### TASK ITEM
Once the line containing "Extract the structured" is found, set down that line and each one after it exactly, through the end of the entries.

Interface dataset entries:
● ● ●

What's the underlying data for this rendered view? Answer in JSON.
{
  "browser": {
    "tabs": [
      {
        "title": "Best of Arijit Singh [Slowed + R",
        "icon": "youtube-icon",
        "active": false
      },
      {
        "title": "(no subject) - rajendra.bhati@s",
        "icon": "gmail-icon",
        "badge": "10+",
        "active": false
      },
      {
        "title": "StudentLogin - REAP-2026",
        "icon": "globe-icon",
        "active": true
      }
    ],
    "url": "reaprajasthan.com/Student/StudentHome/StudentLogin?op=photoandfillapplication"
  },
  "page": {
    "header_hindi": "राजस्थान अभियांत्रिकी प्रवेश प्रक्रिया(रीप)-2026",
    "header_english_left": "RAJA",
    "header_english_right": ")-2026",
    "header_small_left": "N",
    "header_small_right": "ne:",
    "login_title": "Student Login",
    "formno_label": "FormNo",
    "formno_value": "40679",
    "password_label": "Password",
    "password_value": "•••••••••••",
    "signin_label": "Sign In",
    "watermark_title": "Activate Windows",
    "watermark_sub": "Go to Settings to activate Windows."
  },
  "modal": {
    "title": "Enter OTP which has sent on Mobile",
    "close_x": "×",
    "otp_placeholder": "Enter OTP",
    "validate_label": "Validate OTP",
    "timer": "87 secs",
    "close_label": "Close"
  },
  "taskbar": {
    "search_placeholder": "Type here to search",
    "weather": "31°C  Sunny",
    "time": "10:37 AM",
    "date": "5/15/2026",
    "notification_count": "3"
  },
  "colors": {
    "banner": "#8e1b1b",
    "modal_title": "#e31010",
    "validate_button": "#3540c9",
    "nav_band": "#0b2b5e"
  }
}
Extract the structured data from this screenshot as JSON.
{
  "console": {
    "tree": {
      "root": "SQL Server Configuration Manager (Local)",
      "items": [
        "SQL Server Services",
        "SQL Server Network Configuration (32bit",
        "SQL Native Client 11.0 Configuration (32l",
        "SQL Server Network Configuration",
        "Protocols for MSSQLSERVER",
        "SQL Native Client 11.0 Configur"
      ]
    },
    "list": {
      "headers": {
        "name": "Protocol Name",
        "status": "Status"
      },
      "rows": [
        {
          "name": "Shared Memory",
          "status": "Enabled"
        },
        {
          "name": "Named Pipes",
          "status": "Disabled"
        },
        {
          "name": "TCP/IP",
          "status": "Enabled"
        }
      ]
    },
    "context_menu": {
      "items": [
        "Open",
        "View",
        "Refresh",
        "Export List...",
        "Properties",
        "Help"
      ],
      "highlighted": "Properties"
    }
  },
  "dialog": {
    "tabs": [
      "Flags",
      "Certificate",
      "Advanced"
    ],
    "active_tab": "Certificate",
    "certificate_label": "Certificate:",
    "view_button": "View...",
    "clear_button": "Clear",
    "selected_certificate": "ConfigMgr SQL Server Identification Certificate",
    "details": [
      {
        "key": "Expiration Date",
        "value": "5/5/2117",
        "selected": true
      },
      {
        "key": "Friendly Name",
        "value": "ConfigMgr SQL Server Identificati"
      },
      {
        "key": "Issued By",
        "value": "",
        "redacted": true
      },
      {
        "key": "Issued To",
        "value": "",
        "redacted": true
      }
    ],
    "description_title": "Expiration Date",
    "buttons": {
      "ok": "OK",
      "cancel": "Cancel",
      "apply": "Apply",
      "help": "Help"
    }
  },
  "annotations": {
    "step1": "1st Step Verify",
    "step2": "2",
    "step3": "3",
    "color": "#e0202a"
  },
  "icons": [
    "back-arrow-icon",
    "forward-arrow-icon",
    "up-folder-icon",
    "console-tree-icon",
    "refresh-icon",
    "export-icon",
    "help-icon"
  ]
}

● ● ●

### ANSWER SECTION
Extract the structured data from this screenshot as JSON.
{
  "console": {
    "tree": {
      "root": "SQL Server Configuration Manager (Local)",
      "items": [
        "SQL Server Services",
        "SQL Server Network Configuration (32bit",
        "SQL Native Client 11.0 Configuration (32l",
        "SQL Server Network Configuration",
        "Protocols for MSSQLSERVER",
        "SQL Native Client 11.0 Configur"
      ]
    },
    "list": {
      "headers": {
        "name": "Protocol Name",
        "status": "Status"
      },
      "rows": [
        {
          "name": "Shared Memory",
          "status": "Enabled"
        },
        {
          "name": "Named Pipes",
          "status": "Disabled"
        },
        {
          "name": "TCP/IP",
          "status": "Enabled"
        }
      ]
    },
    "context_menu": {
      "items": [
        "Open",
        "View",
        "Refresh",
        "Export List...",
        "Properties",
        "Help"
      ],
      "highlighted": "Properties"
    }
  },
  "dialog": {
    "tabs": [
      "Flags",
      "Certificate",
      "Advanced"
    ],
    "active_tab": "Certificate",
    "certificate_label": "Certificate:",
    "view_button": "View...",
    "clear_button": "Clear",
    "selected_certificate": "ConfigMgr SQL Server Identification Certificate",
    "details": [
      {
        "key": "Expiration Date",
        "value": "5/5/2117",
        "selected": true
      },
      {
        "key": "Friendly Name",
        "value": "ConfigMgr SQL Server Identificati"
      },
      {
        "key": "Issued By",
        "value": "",
        "redacted": true
      },
      {
        "key": "Issued To",
        "value": "",
        "redacted": true
      }
    ],
    "description_title": "Expiration Date",
    "buttons": {
      "ok": "OK",
      "cancel": "Cancel",
      "apply": "Apply",
      "help": "Help"
    }
  },
  "annotations": {
    "step1": "1st Step Verify",
    "step2": "2",
    "step3": "3",
    "color": "#e0202a"
  },
  "icons": [
    "back-arrow-icon",
    "forward-arrow-icon",
    "up-folder-icon",
    "console-tree-icon",
    "refresh-icon",
    "export-icon",
    "help-icon"
  ]
}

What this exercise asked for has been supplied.